For decades, it's been a common ideal that our universities are one of our last great bastions of learning. An ivory tower that sits above the plains of corruption and falsehood.
However, according to a recent article entitled Death by Degrees by n+1 magazine, this dream has long since ended by the violent bell of the alarm clock of greed.
It doesn't take the most perfect eyesight to garner a fairly accurate detail of the professional world that exists today. Our employment world requires prospectives to have degrees after degrees, certificates along with degrees, certificates of degrees, degrees showing that you have certificates, and, for those fortunate few, a super ultra degree certificate degree.
Over the centuries [since 605 AD], as China’s scholar–bureaucrats grew more powerful, their metrics of assessment became increasingly intricate. Those who passed were stratified into nine grades, and each grade was further divided into two degrees. Exam performance corresponded exactly to salary, denominated in piculs of rice; the top brass received more than seventeen times as much rice as the lowest tier. But the true rewards of exam success were considerably higher: besides the steady salary, bribe collection made it very good to be a bureaucrat.
Does this sound familiar? I hope not because there was a 20-or-so year rebellion that cost 20 million lives over it.
Unfortunately, this is how the United States, and almost all other industrial countries work these days. We are the modern meritocracy.
It's how we get to that merited status that is the problem I'm wanting to discuss. Let's use a profession that is near and dear to my heart: medicine.
We, as United States citizens, are constantly being bombarded with the idea that we have the best doctors and the best medical practitioners in the world. Comparing the USMLE scores of US medical school students vs international medical students, we consistently see how knowledgeable US students are (their pass rate of the USMLE is quite a bit higher than that of the international). And we frequently hear this fact used as a justification for being opposed to universal healthcare, etc etc, doctors need money to pay back the student loans they took out in order to be awesome, etc etc etc.
But are our doctors too knowledgeable? Four years of undergraduate study (the medical schools only require a handful of classes that someone could finish in maybe a year and a half, but there are course prerequisites, and then many medical schools also want a applicant to have a bachelors degree in anything), four years of medical school, then a few more years of residency (where doctors hone their professional skills in the real world setting).
Today, we take it for granted that practicing medicine or law requires years of costly credentialing in unrelated fields. In the law, the impact of all this “training” is clear: it supports a legal system that is overly complicated and outrageously expensive, both for high-flying corporate clients who routinely overpay and for small-time criminal defendants who, in the overwhelming majority of cases, can’t afford to secure representation at all (and must surrender their fate to local prosecutors, who often send them to prison). But just as a million-dollar medical training isn’t necessary to perform an abortion, routine legal matters could easily, and cheaply, be handled by noninitiates.
Whether you agree or disagree with this comment, it is already happening.
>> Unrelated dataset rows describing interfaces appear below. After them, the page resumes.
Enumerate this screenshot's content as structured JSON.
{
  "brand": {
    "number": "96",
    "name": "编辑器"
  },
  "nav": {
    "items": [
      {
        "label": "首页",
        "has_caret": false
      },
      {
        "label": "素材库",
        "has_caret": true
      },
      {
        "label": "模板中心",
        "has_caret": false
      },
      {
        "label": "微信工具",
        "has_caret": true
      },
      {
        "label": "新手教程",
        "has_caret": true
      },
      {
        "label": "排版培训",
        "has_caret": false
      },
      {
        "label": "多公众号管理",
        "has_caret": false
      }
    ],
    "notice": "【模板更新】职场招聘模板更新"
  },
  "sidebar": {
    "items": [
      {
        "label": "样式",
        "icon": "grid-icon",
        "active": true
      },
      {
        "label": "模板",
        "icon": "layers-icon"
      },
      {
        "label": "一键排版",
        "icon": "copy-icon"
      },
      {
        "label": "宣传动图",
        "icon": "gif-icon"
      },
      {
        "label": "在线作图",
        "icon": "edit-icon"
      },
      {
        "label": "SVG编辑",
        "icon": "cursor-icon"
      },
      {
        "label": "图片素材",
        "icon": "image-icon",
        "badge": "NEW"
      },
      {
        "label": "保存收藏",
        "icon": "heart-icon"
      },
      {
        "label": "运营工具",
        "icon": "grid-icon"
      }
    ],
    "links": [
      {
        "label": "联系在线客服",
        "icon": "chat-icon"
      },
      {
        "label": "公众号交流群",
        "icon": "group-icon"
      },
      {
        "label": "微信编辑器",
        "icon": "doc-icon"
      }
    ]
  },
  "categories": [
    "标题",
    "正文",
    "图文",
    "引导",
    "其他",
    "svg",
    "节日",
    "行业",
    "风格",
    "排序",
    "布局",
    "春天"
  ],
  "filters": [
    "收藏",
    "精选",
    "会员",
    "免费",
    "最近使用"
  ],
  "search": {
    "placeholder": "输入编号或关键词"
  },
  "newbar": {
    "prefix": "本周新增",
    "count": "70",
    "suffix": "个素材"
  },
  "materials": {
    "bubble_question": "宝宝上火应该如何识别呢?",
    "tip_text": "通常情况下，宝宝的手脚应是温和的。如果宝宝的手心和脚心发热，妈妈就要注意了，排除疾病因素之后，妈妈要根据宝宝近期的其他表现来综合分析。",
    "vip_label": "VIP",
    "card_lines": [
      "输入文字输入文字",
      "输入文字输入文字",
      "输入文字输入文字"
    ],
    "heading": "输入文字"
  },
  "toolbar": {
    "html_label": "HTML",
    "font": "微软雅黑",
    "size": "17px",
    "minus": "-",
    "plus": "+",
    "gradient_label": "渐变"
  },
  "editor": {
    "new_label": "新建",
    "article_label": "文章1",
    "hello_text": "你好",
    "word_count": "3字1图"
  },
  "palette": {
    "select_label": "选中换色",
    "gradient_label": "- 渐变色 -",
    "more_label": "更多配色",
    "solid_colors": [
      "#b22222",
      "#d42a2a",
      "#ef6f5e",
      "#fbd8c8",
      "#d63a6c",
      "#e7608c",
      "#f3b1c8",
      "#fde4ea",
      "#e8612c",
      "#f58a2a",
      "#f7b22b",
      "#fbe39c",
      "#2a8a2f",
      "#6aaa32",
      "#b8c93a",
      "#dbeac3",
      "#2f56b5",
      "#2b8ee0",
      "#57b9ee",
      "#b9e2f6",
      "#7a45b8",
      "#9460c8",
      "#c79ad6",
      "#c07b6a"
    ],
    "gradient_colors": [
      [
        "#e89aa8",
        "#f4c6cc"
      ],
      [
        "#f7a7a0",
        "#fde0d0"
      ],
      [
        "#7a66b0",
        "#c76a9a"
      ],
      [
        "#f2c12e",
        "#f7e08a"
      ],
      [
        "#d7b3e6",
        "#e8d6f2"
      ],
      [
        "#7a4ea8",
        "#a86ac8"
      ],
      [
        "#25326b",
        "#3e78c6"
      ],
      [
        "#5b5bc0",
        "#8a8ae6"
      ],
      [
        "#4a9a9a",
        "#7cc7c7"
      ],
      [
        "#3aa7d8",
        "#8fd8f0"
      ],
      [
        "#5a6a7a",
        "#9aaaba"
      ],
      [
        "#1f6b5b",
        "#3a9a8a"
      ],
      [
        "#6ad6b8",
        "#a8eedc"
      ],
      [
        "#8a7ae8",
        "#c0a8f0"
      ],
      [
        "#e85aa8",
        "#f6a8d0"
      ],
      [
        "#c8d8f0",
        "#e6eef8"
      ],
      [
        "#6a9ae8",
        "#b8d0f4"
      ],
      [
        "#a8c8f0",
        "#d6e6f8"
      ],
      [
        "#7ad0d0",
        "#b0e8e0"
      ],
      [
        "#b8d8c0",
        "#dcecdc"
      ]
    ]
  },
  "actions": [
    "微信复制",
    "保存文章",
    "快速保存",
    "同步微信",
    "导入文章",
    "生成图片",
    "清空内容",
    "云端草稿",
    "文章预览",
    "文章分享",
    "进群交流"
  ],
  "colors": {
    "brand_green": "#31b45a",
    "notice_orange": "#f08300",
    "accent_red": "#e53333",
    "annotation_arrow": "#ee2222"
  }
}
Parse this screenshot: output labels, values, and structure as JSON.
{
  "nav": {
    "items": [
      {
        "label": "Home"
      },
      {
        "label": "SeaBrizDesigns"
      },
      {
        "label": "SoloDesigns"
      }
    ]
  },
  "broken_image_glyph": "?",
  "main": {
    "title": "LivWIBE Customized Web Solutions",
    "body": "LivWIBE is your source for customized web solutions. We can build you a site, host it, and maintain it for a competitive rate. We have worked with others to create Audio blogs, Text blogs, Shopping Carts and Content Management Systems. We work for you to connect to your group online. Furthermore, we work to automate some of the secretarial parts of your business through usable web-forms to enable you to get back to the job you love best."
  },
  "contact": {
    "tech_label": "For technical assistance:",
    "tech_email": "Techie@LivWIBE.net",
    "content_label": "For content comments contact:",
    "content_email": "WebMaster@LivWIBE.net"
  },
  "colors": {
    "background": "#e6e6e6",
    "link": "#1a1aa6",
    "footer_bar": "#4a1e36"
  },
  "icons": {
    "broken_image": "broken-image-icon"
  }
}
As many doctors struggle to get into residencies that offer substantial salaries (one of the reasons is so they can pay back the ~$300K worth of student loans), the residencies that are becoming critically understaffed are beginning to be populated by nurse practitioners and physician assistants (family medicine, pediatrics).
And guess what? They're doing just fine. They may not know an extreme level of detail behind your sore throat, but it doesn't take 8 years of schooling to know when to do a throat swab and prescribe penicillin?
(So, physicians, don't complain that they want to be called doctors. They're doing the job you abandoned.)
Explain, again, why over 10 years of the best years of people's lives were sucked into schooling and a debt they may forever be saddled with was necessary?
Medicine is not the only example of this multi-tiered behemoth in becoming certified. Insert almost any profession here:_____. Physicists, chemists, engineers, architects, etc, how many years did you have to go to school, only to find out that you needed more school for what you wanted to do, and then side-school for certification, and other nickel-and-diming schools?
It's got to stop. We have to reach a point where we need to say, "Okay, that person knows what they're doing, and if they don't, we can train it on the job." Requiring extra credentialing reaches a point of absurdity, and universities taking advantage of this merit inflation is criminal to their supposed idealism.
I encourage everyone this morning to read the article linked above - they tackle the issue much better than I could hope to.
Thanks for reading and remember, I'm always watching.